Great post over on the First Things blog by Jeremy Pierce, in which he examines the elements of a bad worship song. It’s tongue-in-cheek, of course, as his point relates to how these songs are often biblically based.
For my part, I loathe just about every single praise and worship tune I hear. It’s all saccharine: sweet and tasty, but the aftertaste is there to remind you that what you’ve just consumed is fake. P&W tunes operate out of an emotional construct, which is unsustainable in both human and spiritual relationships. My argument isn’t always with the content of these songs (often being very scriptural), but rather with the method of delivery and what one hopes to incite in the worshiper.
Any art involving words — if it is to have any lasting, enduring affect — must appeal primarily to the intellect. It should give you cause to pause, to relate, to grow, to ponder. It should be actualized. All too often, the point of P&W is to get you excited, to pump you up and get you going. And then what?
I say I loathe “just about” every P&W song I hear, because occasionally I run across a good one. The music I hear when I’m with a local young adults group always seems to fit the mood of Eucharistic Adoration, and is extremely well done.
I haven’t posted this quote by Flannery O’Connor in a while, but I’m always reminded of it when I encounter terrible Christian art:
The sorry religious novel comes about when the writer supposes that, because of his belief, he is somehow dispensed from the obligation to penetrate concrete reality…But the real novelist, the one with an instinct for what he is about, knows that he cannot approach the infinite directly, that he must penetrate the natural human world as it is.
UPDATE: My buddy (the newly-minted Br. Benedict — woohoo!) brings up a good point with the “me me me” theme so prevalent in P&W.
One of the places Jeremy Pierce’s satire falls short is that he doesn’t acknowledge the larger theological sense of what the “me/I/my, etc” means in the Psalms. When I pray the psalms — and I do, five times a day, as I promised my bishop I would — the “me” isn’t Josh Miller. “Me” isn’t even the original composer of the Psalm, in the traditional narrative sense.
The “me” we refer to when we pray the Psalms through a Christian context is Jesus Christ, addressing the Father.
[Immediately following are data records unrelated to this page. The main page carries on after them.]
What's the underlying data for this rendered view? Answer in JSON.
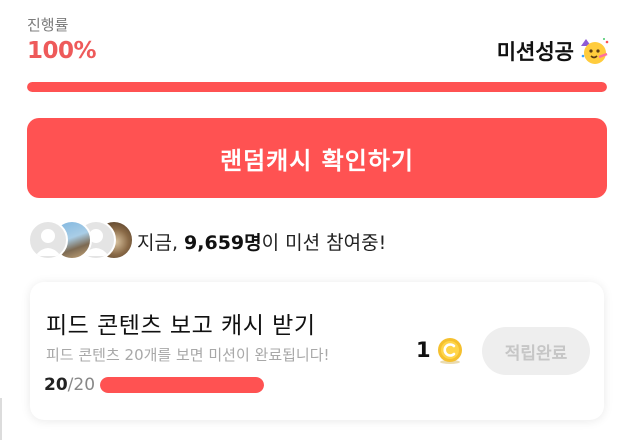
{
  "progress": {
    "label": "진행률",
    "value_text": "100%",
    "fraction": 1.0
  },
  "mission": {
    "status_label": "미션성공",
    "status_icon": "party-face-icon"
  },
  "cta": {
    "label": "랜덤캐시 확인하기"
  },
  "participants": {
    "prefix": "지금, ",
    "count": "9,659명",
    "suffix": "이 미션 참여중!",
    "avatars": [
      "default-avatar-icon",
      "avatar-photo",
      "default-avatar-icon",
      "avatar-photo"
    ]
  },
  "task": {
    "title": "피드 콘텐츠 보고 캐시 받기",
    "description": "피드 콘텐츠 20개를 보면 미션이 완료됩니다!",
    "done": "20",
    "total": "/20",
    "fraction": 1.0,
    "reward_amount": "1",
    "reward_icon": "coin-icon",
    "button_label": "적립완료"
  },
  "colors": {
    "accent": "#ff5252",
    "progress_text": "#ee5a5a",
    "disabled_bg": "#eeeeee",
    "disabled_text": "#c6c6c6",
    "coin": "#f5c02e"
  }
}
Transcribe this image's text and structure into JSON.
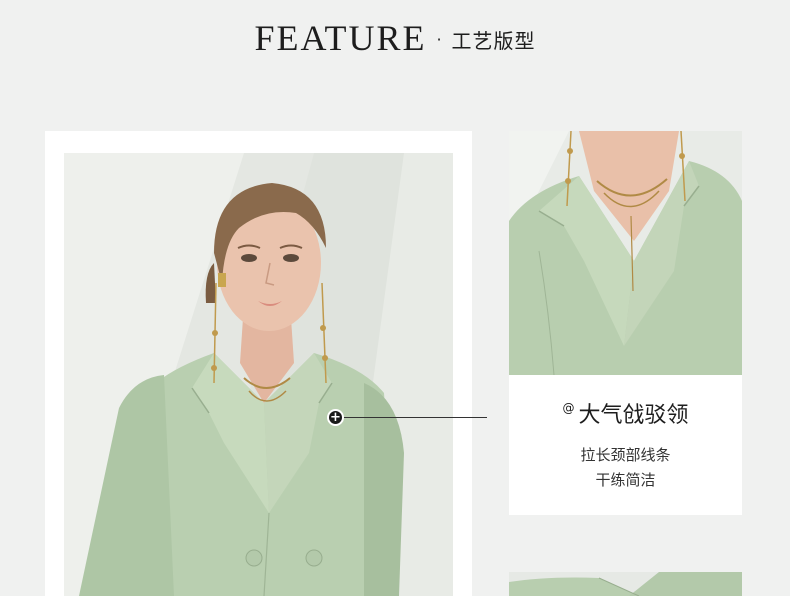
{
  "header": {
    "title_en": "FEATURE",
    "separator": "·",
    "title_cn": "工艺版型"
  },
  "feature": {
    "at_symbol": "@",
    "title": "大气戗驳领",
    "desc_line1": "拉长颈部线条",
    "desc_line2": "干练简洁"
  },
  "callout": {
    "marker_glyph": "+"
  },
  "colors": {
    "page_bg": "#f0f1f0",
    "card_bg": "#ffffff",
    "jacket_green": "#b9cfb0",
    "text_dark": "#1d1d1d"
  }
}
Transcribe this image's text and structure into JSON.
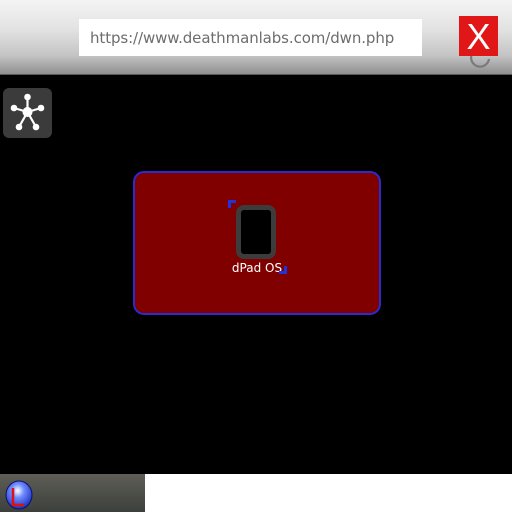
{
  "browser": {
    "url": "https://www.deathmanlabs.com/dwn.php",
    "reload_icon": "reload-icon",
    "close_icon": "close-x-icon",
    "close_label": "X"
  },
  "desktop": {
    "network_icon": "network-hub-icon",
    "app": {
      "label": "dPad OS",
      "icon": "tablet-device-icon"
    }
  },
  "taskbar": {
    "start_icon": "start-orb-icon"
  },
  "colors": {
    "background": "#000000",
    "close_button": "#e11717",
    "panel": "#800000",
    "panel_border": "#2b2bd0",
    "selection": "#2233dd"
  }
}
Thus, in my prayer, I unite with Christ as he unites with the Father. It becomes relational inasmuch as I incorporate myself into the mystery of my adopted sonship, through the Son Jesus Christ.
In the end, then, the Psalm really isn’t about “me” even when it uses the term. It always points toward Jesus Christ, who points towards the Father.
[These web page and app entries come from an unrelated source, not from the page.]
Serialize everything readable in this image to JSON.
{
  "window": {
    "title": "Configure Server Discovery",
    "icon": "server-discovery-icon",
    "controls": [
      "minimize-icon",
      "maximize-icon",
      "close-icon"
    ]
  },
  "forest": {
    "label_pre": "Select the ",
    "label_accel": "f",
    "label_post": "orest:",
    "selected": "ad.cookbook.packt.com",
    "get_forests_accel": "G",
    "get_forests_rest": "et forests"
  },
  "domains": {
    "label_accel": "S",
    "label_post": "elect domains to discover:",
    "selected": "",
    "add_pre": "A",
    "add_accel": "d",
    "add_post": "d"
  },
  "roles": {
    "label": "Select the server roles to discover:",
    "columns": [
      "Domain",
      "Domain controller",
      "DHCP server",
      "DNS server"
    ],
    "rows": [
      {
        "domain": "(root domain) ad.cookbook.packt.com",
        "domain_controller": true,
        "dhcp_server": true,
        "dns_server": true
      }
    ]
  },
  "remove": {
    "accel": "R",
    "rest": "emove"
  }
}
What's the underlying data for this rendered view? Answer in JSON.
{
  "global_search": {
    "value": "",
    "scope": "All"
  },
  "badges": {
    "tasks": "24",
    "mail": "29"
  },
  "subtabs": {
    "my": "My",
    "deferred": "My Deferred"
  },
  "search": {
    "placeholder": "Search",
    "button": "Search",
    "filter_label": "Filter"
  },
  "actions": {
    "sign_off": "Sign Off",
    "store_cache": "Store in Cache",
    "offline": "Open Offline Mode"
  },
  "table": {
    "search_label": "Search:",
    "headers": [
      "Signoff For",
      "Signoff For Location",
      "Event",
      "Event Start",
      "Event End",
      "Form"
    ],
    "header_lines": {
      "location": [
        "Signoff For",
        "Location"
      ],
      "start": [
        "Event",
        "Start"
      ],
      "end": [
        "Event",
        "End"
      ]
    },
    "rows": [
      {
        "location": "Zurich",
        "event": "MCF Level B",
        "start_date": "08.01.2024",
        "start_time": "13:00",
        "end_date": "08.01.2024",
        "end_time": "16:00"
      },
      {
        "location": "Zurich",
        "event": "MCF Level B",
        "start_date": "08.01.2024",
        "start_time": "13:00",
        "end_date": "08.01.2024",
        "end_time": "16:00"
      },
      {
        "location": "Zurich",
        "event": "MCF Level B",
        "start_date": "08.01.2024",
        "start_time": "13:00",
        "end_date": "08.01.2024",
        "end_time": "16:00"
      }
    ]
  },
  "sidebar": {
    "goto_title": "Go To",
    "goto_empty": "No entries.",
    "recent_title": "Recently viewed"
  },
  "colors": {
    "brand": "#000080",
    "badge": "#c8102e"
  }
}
In every good icon, notice where Mary’s hand leads. She’s the preeminent example of what it means to be Christian for a reason: it was never about her.
UPDATE (x2): Instead of simply providing negative examples, I thought I’d post a positive example of a song that might be considered P&W (in a gospel sense) which does precisely what these songs should do.
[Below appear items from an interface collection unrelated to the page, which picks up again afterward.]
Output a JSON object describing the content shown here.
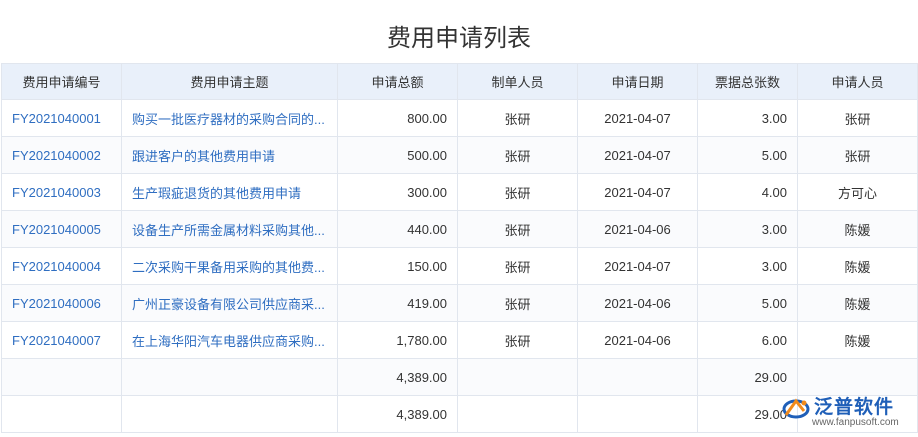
{
  "title": "费用申请列表",
  "columns": [
    "费用申请编号",
    "费用申请主题",
    "申请总额",
    "制单人员",
    "申请日期",
    "票据总张数",
    "申请人员"
  ],
  "rows": [
    {
      "id": "FY2021040001",
      "subject": "购买一批医疗器材的采购合同的...",
      "amount": "800.00",
      "creator": "张研",
      "date": "2021-04-07",
      "receipts": "3.00",
      "applicant": "张研"
    },
    {
      "id": "FY2021040002",
      "subject": "跟进客户的其他费用申请",
      "amount": "500.00",
      "creator": "张研",
      "date": "2021-04-07",
      "receipts": "5.00",
      "applicant": "张研"
    },
    {
      "id": "FY2021040003",
      "subject": "生产瑕疵退货的其他费用申请",
      "amount": "300.00",
      "creator": "张研",
      "date": "2021-04-07",
      "receipts": "4.00",
      "applicant": "方可心"
    },
    {
      "id": "FY2021040005",
      "subject": "设备生产所需金属材料采购其他...",
      "amount": "440.00",
      "creator": "张研",
      "date": "2021-04-06",
      "receipts": "3.00",
      "applicant": "陈媛"
    },
    {
      "id": "FY2021040004",
      "subject": "二次采购干果备用采购的其他费...",
      "amount": "150.00",
      "creator": "张研",
      "date": "2021-04-07",
      "receipts": "3.00",
      "applicant": "陈媛"
    },
    {
      "id": "FY2021040006",
      "subject": "广州正豪设备有限公司供应商采...",
      "amount": "419.00",
      "creator": "张研",
      "date": "2021-04-06",
      "receipts": "5.00",
      "applicant": "陈媛"
    },
    {
      "id": "FY2021040007",
      "subject": "在上海华阳汽车电器供应商采购...",
      "amount": "1,780.00",
      "creator": "张研",
      "date": "2021-04-06",
      "receipts": "6.00",
      "applicant": "陈媛"
    }
  ],
  "totals": [
    {
      "amount": "4,389.00",
      "receipts": "29.00"
    },
    {
      "amount": "4,389.00",
      "receipts": "29.00"
    }
  ],
  "logo": {
    "name": "泛普软件",
    "url": "www.fanpusoft.com",
    "icon": "fanpu-logo-icon"
  },
  "colors": {
    "header_bg": "#e9f0fa",
    "link": "#2f6ec1",
    "border": "#e1e6ee",
    "brand": "#1f5fb8",
    "brand_accent": "#f08a1c"
  }
}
Unfortunately, not every songwriter is Bob Dylan, and not every songwriter is capable of crafting a work whose lyrics about God aren’t easily interchangeable with the word “baby.”
Great performance by this kid, by the way: